ENTRIES SUPPLIED below:
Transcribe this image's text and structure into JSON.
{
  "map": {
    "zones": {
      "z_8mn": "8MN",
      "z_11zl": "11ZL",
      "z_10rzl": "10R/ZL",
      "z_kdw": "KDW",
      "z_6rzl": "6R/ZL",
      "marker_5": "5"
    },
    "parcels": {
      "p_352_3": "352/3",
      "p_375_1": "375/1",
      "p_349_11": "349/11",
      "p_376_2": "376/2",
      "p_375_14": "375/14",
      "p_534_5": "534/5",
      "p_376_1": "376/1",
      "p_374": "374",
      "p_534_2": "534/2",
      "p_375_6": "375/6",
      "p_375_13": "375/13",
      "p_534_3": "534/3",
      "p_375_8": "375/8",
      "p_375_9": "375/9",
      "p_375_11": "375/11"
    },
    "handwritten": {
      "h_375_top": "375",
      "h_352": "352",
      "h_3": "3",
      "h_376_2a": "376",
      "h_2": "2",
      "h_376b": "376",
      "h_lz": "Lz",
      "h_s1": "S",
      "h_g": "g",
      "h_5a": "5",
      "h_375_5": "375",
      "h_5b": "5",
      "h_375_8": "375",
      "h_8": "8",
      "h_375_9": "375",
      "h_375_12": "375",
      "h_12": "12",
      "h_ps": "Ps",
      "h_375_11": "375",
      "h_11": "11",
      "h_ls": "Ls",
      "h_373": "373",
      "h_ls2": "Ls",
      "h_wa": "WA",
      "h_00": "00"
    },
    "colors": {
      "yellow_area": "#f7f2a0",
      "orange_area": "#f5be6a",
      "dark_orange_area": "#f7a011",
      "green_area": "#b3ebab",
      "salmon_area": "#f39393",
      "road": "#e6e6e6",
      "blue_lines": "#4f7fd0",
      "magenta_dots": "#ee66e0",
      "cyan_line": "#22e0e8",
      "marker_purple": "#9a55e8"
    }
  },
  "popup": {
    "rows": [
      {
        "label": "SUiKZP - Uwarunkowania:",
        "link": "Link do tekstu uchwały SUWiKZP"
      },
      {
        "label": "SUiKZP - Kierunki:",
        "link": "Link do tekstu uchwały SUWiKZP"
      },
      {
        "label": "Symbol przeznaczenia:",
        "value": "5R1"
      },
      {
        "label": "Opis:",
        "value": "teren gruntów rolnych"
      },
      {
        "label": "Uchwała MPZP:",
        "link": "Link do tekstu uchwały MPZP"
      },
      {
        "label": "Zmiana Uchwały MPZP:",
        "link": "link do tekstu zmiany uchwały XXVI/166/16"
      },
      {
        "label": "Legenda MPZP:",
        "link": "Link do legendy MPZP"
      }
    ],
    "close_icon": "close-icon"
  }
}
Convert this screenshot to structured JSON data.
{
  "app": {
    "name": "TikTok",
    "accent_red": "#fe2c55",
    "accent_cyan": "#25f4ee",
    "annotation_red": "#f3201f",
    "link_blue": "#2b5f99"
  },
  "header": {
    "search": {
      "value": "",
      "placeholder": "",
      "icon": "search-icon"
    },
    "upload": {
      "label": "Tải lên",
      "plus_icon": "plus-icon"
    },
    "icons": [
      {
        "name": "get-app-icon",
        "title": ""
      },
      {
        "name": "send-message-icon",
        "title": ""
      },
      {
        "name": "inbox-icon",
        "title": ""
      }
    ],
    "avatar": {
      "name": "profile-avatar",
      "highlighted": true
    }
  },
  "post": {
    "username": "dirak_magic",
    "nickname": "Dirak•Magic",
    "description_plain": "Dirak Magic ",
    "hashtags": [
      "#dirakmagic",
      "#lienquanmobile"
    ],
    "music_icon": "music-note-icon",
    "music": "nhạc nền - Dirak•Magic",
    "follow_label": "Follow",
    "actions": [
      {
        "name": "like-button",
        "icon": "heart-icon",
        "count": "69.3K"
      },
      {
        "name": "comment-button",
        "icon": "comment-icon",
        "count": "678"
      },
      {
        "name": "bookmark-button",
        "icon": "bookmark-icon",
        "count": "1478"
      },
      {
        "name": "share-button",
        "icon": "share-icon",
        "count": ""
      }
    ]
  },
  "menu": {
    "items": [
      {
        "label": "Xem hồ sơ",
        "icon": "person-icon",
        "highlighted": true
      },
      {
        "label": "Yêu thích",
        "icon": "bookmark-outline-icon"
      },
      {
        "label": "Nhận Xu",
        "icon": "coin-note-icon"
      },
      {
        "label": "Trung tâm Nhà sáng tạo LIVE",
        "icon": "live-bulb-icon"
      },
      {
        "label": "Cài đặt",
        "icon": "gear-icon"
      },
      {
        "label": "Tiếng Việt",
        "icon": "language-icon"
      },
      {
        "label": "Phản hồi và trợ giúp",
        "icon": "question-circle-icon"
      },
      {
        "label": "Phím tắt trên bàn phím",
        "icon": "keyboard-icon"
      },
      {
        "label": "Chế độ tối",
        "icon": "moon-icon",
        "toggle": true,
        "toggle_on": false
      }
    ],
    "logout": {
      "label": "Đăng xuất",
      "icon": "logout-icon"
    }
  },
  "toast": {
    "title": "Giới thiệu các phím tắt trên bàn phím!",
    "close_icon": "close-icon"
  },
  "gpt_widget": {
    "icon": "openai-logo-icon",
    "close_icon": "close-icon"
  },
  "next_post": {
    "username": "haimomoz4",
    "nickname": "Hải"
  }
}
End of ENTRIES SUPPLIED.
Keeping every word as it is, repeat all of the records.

Transcribe this image's text and structure into JSON.
{
  "map": {
    "zones": {
      "z_8mn": "8MN",
      "z_11zl": "11ZL",
      "z_10rzl": "10R/ZL",
      "z_kdw": "KDW",
      "z_6rzl": "6R/ZL",
      "marker_5": "5"
    },
    "parcels": {
      "p_352_3": "352/3",
      "p_375_1": "375/1",
      "p_349_11": "349/11",
      "p_376_2": "376/2",
      "p_375_14": "375/14",
      "p_534_5": "534/5",
      "p_376_1": "376/1",
      "p_374": "374",
      "p_534_2": "534/2",
      "p_375_6": "375/6",
      "p_375_13": "375/13",
      "p_534_3": "534/3",
      "p_375_8": "375/8",
      "p_375_9": "375/9",
      "p_375_11": "375/11"
    },
    "handwritten": {
      "h_375_top": "375",
      "h_352": "352",
      "h_3": "3",
      "h_376_2a": "376",
      "h_2": "2",
      "h_376b": "376",
      "h_lz": "Lz",
      "h_s1": "S",
      "h_g": "g",
      "h_5a": "5",
      "h_375_5": "375",
      "h_5b": "5",
      "h_375_8": "375",
      "h_8": "8",
      "h_375_9": "375",
      "h_375_12": "375",
      "h_12": "12",
      "h_ps": "Ps",
      "h_375_11": "375",
      "h_11": "11",
      "h_ls": "Ls",
      "h_373": "373",
      "h_ls2": "Ls",
      "h_wa": "WA",
      "h_00": "00"
    },
    "colors": {
      "yellow_area": "#f7f2a0",
      "orange_area": "#f5be6a",
      "dark_orange_area": "#f7a011",
      "green_area": "#b3ebab",
      "salmon_area": "#f39393",
      "road": "#e6e6e6",
      "blue_lines": "#4f7fd0",
      "magenta_dots": "#ee66e0",
      "cyan_line": "#22e0e8",
      "marker_purple": "#9a55e8"
    }
  },
  "popup": {
    "rows": [
      {
        "label": "SUiKZP - Uwarunkowania:",
        "link": "Link do tekstu uchwały SUWiKZP"
      },
      {
        "label": "SUiKZP - Kierunki:",
        "link": "Link do tekstu uchwały SUWiKZP"
      },
      {
        "label": "Symbol przeznaczenia:",
        "value": "5R1"
      },
      {
        "label": "Opis:",
        "value": "teren gruntów rolnych"
      },
      {
        "label": "Uchwała MPZP:",
        "link": "Link do tekstu uchwały MPZP"
      },
      {
        "label": "Zmiana Uchwały MPZP:",
        "link": "link do tekstu zmiany uchwały XXVI/166/16"
      },
      {
        "label": "Legenda MPZP:",
        "link": "Link do legendy MPZP"
      }
    ],
    "close_icon": "close-icon"
  }
}
Convert this screenshot to structured JSON data.
{
  "app": {
    "name": "TikTok",
    "accent_red": "#fe2c55",
    "accent_cyan": "#25f4ee",
    "annotation_red": "#f3201f",
    "link_blue": "#2b5f99"
  },
  "header": {
    "search": {
      "value": "",
      "placeholder": "",
      "icon": "search-icon"
    },
    "upload": {
      "label": "Tải lên",
      "plus_icon": "plus-icon"
    },
    "icons": [
      {
        "name": "get-app-icon",
        "title": ""
      },
      {
        "name": "send-message-icon",
        "title": ""
      },
      {
        "name": "inbox-icon",
        "title": ""
      }
    ],
    "avatar": {
      "name": "profile-avatar",
      "highlighted": true
    }
  },
  "post": {
    "username": "dirak_magic",
    "nickname": "Dirak•Magic",
    "description_plain": "Dirak Magic ",
    "hashtags": [
      "#dirakmagic",
      "#lienquanmobile"
    ],
    "music_icon": "music-note-icon",
    "music": "nhạc nền - Dirak•Magic",
    "follow_label": "Follow",
    "actions": [
      {
        "name": "like-button",
        "icon": "heart-icon",
        "count": "69.3K"
      },
      {
        "name": "comment-button",
        "icon": "comment-icon",
        "count": "678"
      },
      {
        "name": "bookmark-button",
        "icon": "bookmark-icon",
        "count": "1478"
      },
      {
        "name": "share-button",
        "icon": "share-icon",
        "count": ""
      }
    ]
  },
  "menu": {
    "items": [
      {
        "label": "Xem hồ sơ",
        "icon": "person-icon",
        "highlighted": true
      },
      {
        "label": "Yêu thích",
        "icon": "bookmark-outline-icon"
      },
      {
        "label": "Nhận Xu",
        "icon": "coin-note-icon"
      },
      {
        "label": "Trung tâm Nhà sáng tạo LIVE",
        "icon": "live-bulb-icon"
      },
      {
        "label": "Cài đặt",
        "icon": "gear-icon"
      },
      {
        "label": "Tiếng Việt",
        "icon": "language-icon"
      },
      {
        "label": "Phản hồi và trợ giúp",
        "icon": "question-circle-icon"
      },
      {
        "label": "Phím tắt trên bàn phím",
        "icon": "keyboard-icon"
      },
      {
        "label": "Chế độ tối",
        "icon": "moon-icon",
        "toggle": true,
        "toggle_on": false
      }
    ],
    "logout": {
      "label": "Đăng xuất",
      "icon": "logout-icon"
    }
  },
  "toast": {
    "title": "Giới thiệu các phím tắt trên bàn phím!",
    "close_icon": "close-icon"
  },
  "gpt_widget": {
    "icon": "openai-logo-icon",
    "close_icon": "close-icon"
  },
  "next_post": {
    "username": "haimomoz4",
    "nickname": "Hải"
  }
}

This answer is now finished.